*Work required:* Your reply should consist solely of the number of lines in the data that contain "Detect".

*Records for this task:*
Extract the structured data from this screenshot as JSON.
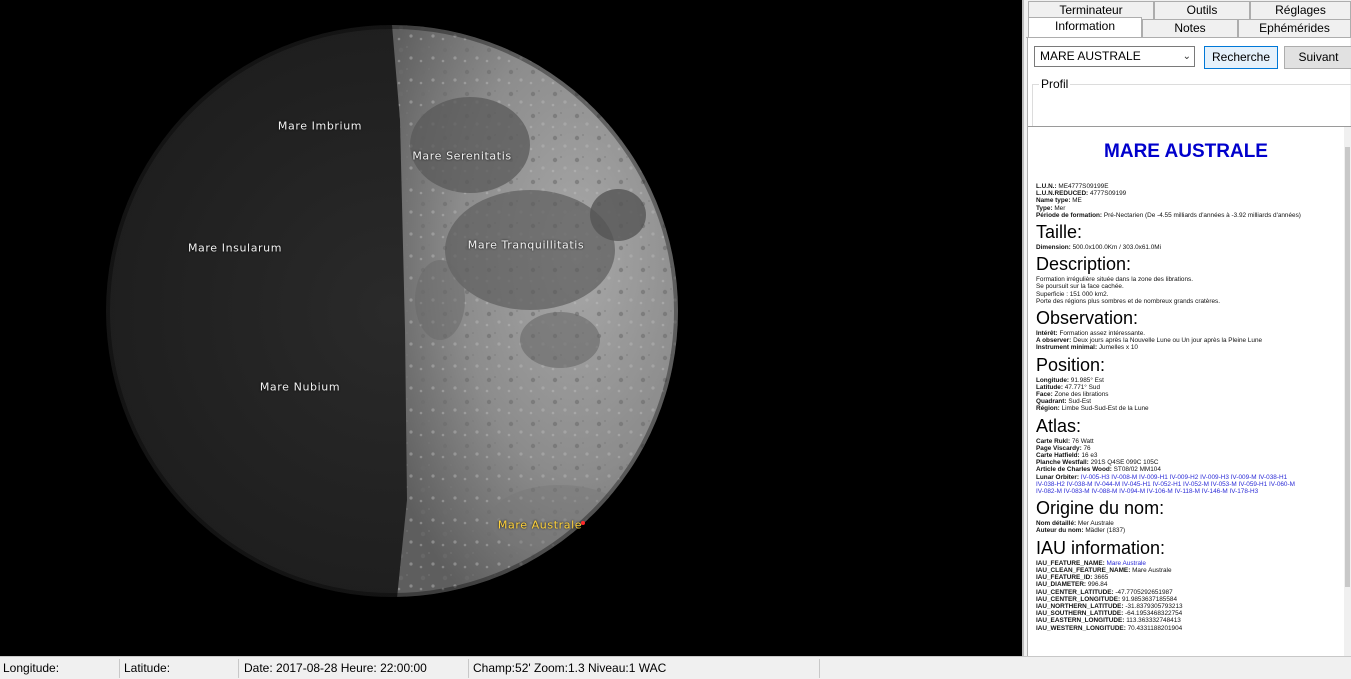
{
  "moon_labels": [
    {
      "name": "Mare Imbrium",
      "key": "imbrium"
    },
    {
      "name": "Mare Serenitatis",
      "key": "serenitatis"
    },
    {
      "name": "Mare Insularum",
      "key": "insularum"
    },
    {
      "name": "Mare Tranquillitatis",
      "key": "tranquillitatis"
    },
    {
      "name": "Mare Nubium",
      "key": "nubium"
    },
    {
      "name": "Mare Australe",
      "key": "australe"
    }
  ],
  "tabs": {
    "terminateur": "Terminateur",
    "outils": "Outils",
    "reglages": "Réglages",
    "information": "Information",
    "notes": "Notes",
    "ephemerides": "Ephémérides"
  },
  "search": {
    "selected": "MARE AUSTRALE",
    "recherche": "Recherche",
    "suivant": "Suivant",
    "profil": "Profil"
  },
  "doc": {
    "title": "MARE AUSTRALE",
    "header_rows": [
      {
        "k": "L.U.N.:",
        "v": "ME4777S09199E"
      },
      {
        "k": "L.U.N.REDUCED:",
        "v": "4777S09199"
      },
      {
        "k": "Name type:",
        "v": "ME"
      },
      {
        "k": "Type:",
        "v": "Mer"
      },
      {
        "k": "Période de formation:",
        "v": "Pré-Nectarien (De -4.55 milliards d'années à -3.92 milliards d'années)"
      }
    ],
    "taille": {
      "heading": "Taille:",
      "rows": [
        {
          "k": "Dimension:",
          "v": "500.0x100.0Km / 303.0x61.0Mi"
        }
      ]
    },
    "description": {
      "heading": "Description:",
      "lines": [
        "Formation irrégulière située dans la zone des librations.",
        "Se poursuit sur la face cachée.",
        "Superficie : 151 000 km2.",
        "Porte des régions plus sombres et de nombreux grands cratères."
      ]
    },
    "observation": {
      "heading": "Observation:",
      "rows": [
        {
          "k": "Intérêt:",
          "v": "Formation assez intéressante."
        },
        {
          "k": "A observer:",
          "v": "Deux jours après la Nouvelle Lune ou Un jour après la Pleine Lune"
        },
        {
          "k": "Instrument minimal:",
          "v": "Jumelles x 10"
        }
      ]
    },
    "position": {
      "heading": "Position:",
      "rows": [
        {
          "k": "Longitude:",
          "v": "91.985° Est"
        },
        {
          "k": "Latitude:",
          "v": "47.771° Sud"
        },
        {
          "k": "Face:",
          "v": "Zone des librations"
        },
        {
          "k": "Quadrant:",
          "v": "Sud-Est"
        },
        {
          "k": "Région:",
          "v": "Limbe Sud-Sud-Est de la Lune"
        }
      ]
    },
    "atlas": {
      "heading": "Atlas:",
      "rows": [
        {
          "k": "Carte Rukl:",
          "v": "76 Watt"
        },
        {
          "k": "Page Viscardy:",
          "v": "76"
        },
        {
          "k": "Carte Hatfield:",
          "v": "16 e3"
        },
        {
          "k": "Planche Westfall:",
          "v": "291S Q4SE 099C 105C"
        },
        {
          "k": "Article de Charles Wood:",
          "v": "ST08/02 MM104"
        }
      ],
      "orbiter_label": "Lunar Orbiter:",
      "orbiter_line1": "IV-005-H3  IV-008-M  IV-009-H1  IV-009-H2  IV-009-H3  IV-009-M  IV-038-H1",
      "orbiter_line2": "IV-038-H2  IV-038-M  IV-044-M  IV-045-H1  IV-052-H1  IV-052-M  IV-053-M  IV-059-H1  IV-060-M",
      "orbiter_line3": "IV-082-M  IV-083-M  IV-088-M  IV-094-M  IV-106-M  IV-118-M  IV-146-M  IV-178-H3"
    },
    "origine": {
      "heading": "Origine du nom:",
      "rows": [
        {
          "k": "Nom détaillé:",
          "v": "Mer Australe"
        },
        {
          "k": "Auteur du nom:",
          "v": "Mädler (1837)"
        }
      ]
    },
    "iau": {
      "heading": "IAU information:",
      "feature_name_label": "IAU_FEATURE_NAME:",
      "feature_name_link": "Mare Australe",
      "rows": [
        {
          "k": "IAU_CLEAN_FEATURE_NAME:",
          "v": "Mare Australe"
        },
        {
          "k": "IAU_FEATURE_ID:",
          "v": "3665"
        },
        {
          "k": "IAU_DIAMETER:",
          "v": "996.84"
        },
        {
          "k": "IAU_CENTER_LATITUDE:",
          "v": "-47.7705292651987"
        },
        {
          "k": "IAU_CENTER_LONGITUDE:",
          "v": "91.9853637185584"
        },
        {
          "k": "IAU_NORTHERN_LATITUDE:",
          "v": "-31.8379305793213"
        },
        {
          "k": "IAU_SOUTHERN_LATITUDE:",
          "v": "-64.1953468322754"
        },
        {
          "k": "IAU_EASTERN_LONGITUDE:",
          "v": "113.363332748413"
        },
        {
          "k": "IAU_WESTERN_LONGITUDE:",
          "v": "70.4331188201904"
        }
      ]
    }
  },
  "status": {
    "longitude": "Longitude:",
    "latitude": "Latitude:",
    "date": "Date: 2017-08-28   Heure: 22:00:00",
    "champ": "Champ:52' Zoom:1.3  Niveau:1 WAC"
  }
}
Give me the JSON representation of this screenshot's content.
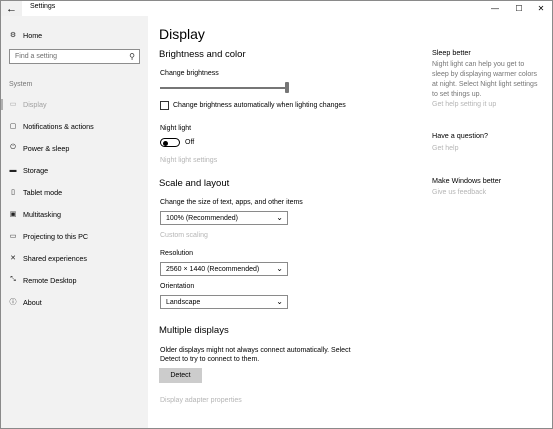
{
  "window": {
    "title": "Settings",
    "back_glyph": "←",
    "minimize_glyph": "—",
    "maximize_glyph": "☐",
    "close_glyph": "✕"
  },
  "sidebar": {
    "home": "Home",
    "search_placeholder": "Find a setting",
    "section": "System",
    "items": [
      {
        "label": "Display",
        "icon": "display-icon",
        "glyph": "▭",
        "active": true
      },
      {
        "label": "Notifications & actions",
        "icon": "notifications-icon",
        "glyph": "▢"
      },
      {
        "label": "Power & sleep",
        "icon": "power-icon",
        "glyph": "⏻"
      },
      {
        "label": "Storage",
        "icon": "storage-icon",
        "glyph": "▬"
      },
      {
        "label": "Tablet mode",
        "icon": "tablet-icon",
        "glyph": "▯"
      },
      {
        "label": "Multitasking",
        "icon": "multitasking-icon",
        "glyph": "▣"
      },
      {
        "label": "Projecting to this PC",
        "icon": "projecting-icon",
        "glyph": "▭"
      },
      {
        "label": "Shared experiences",
        "icon": "shared-icon",
        "glyph": "✕"
      },
      {
        "label": "Remote Desktop",
        "icon": "remote-desktop-icon",
        "glyph": "⤡"
      },
      {
        "label": "About",
        "icon": "about-icon",
        "glyph": "ⓘ"
      }
    ]
  },
  "main": {
    "title": "Display",
    "brightness": {
      "heading": "Brightness and color",
      "change_label": "Change brightness",
      "level_fraction": 1.0,
      "auto_checkbox_label": "Change brightness automatically when lighting changes",
      "auto_checked": false,
      "night_light_label": "Night light",
      "night_light_state": "Off",
      "night_light_settings": "Night light settings"
    },
    "scale": {
      "heading": "Scale and layout",
      "size_label": "Change the size of text, apps, and other items",
      "size_value": "100% (Recommended)",
      "custom_scaling": "Custom scaling",
      "resolution_label": "Resolution",
      "resolution_value": "2560 × 1440 (Recommended)",
      "orientation_label": "Orientation",
      "orientation_value": "Landscape"
    },
    "multiple": {
      "heading": "Multiple displays",
      "description_line1": "Older displays might not always connect automatically. Select",
      "description_line2": "Detect to try to connect to them.",
      "detect_button": "Detect",
      "adapter_link": "Display adapter properties"
    }
  },
  "right": {
    "sleep_heading": "Sleep better",
    "sleep_line1": "Night light can help you get to",
    "sleep_line2": "sleep by displaying warmer colors",
    "sleep_line3": "at night. Select Night light settings",
    "sleep_line4": "to set things up.",
    "sleep_link": "Get help setting it up",
    "question_heading": "Have a question?",
    "question_link": "Get help",
    "better_heading": "Make Windows better",
    "better_link": "Give us feedback"
  }
}
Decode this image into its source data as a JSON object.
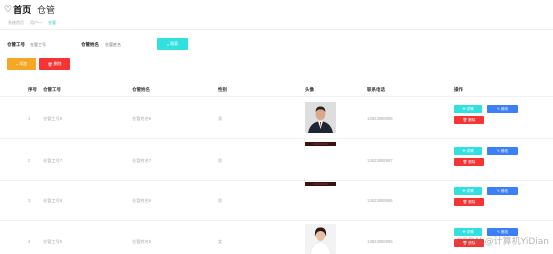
{
  "header": {
    "home_label": "首页",
    "current_label": "仓管",
    "breadcrumbs": [
      "系统首页",
      "用户一",
      "仓管"
    ]
  },
  "search": {
    "field1_label": "仓管工号",
    "field1_placeholder": "仓管工号",
    "field2_label": "仓管姓名",
    "field2_placeholder": "仓管姓名",
    "search_button": "搜索"
  },
  "actions": {
    "add_button": "添加",
    "delete_button": "删除"
  },
  "table": {
    "headers": [
      "序号",
      "仓管工号",
      "仓管姓名",
      "性别",
      "头像",
      "联系电话",
      "操作"
    ],
    "rows": [
      {
        "index": "1",
        "id": "仓管工号8",
        "name": "仓管姓名8",
        "gender": "男",
        "phone": "13823888988",
        "avatar": "man-suit"
      },
      {
        "index": "2",
        "id": "仓管工号7",
        "name": "仓管姓名7",
        "gender": "男",
        "phone": "13823888987",
        "avatar": "dark-photo"
      },
      {
        "index": "3",
        "id": "仓管工号6",
        "name": "仓管姓名6",
        "gender": "男",
        "phone": "13823888986",
        "avatar": "dark-photo"
      },
      {
        "index": "4",
        "id": "仓管工号5",
        "name": "仓管姓名5",
        "gender": "女",
        "phone": "13823888985",
        "avatar": "woman-white"
      }
    ],
    "op_detail": "详情",
    "op_edit": "修改",
    "op_delete": "删除"
  },
  "watermark": "CSDN @计算机YiDian",
  "colors": {
    "cyan": "#33e0e0",
    "orange": "#f5a623",
    "red": "#f53535",
    "blue": "#3d7ff5"
  }
}
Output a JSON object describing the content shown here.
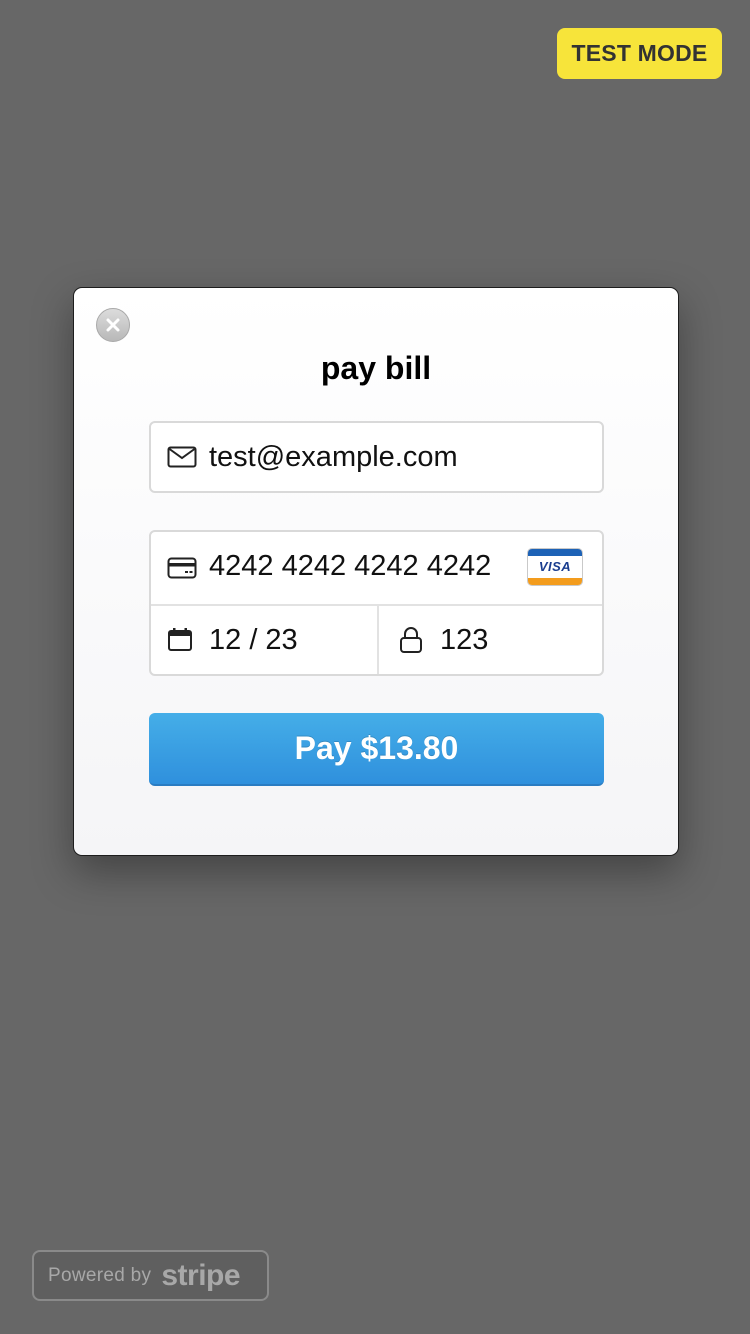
{
  "badge": {
    "test_mode": "TEST MODE"
  },
  "modal": {
    "title": "pay bill",
    "email": {
      "value": "test@example.com",
      "icon": "mail-icon"
    },
    "card": {
      "number": "4242 4242 4242 4242",
      "brand": "VISA",
      "icon": "credit-card-icon",
      "expiry": "12 / 23",
      "expiry_icon": "calendar-icon",
      "cvc": "123",
      "cvc_icon": "lock-icon"
    },
    "pay_button_label": "Pay $13.80"
  },
  "footer": {
    "powered_by": "Powered by",
    "brand": "stripe"
  },
  "colors": {
    "background": "#676767",
    "test_mode_badge": "#f7e43a",
    "pay_button": "#3a9fe3"
  }
}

*Exercise answer:* 2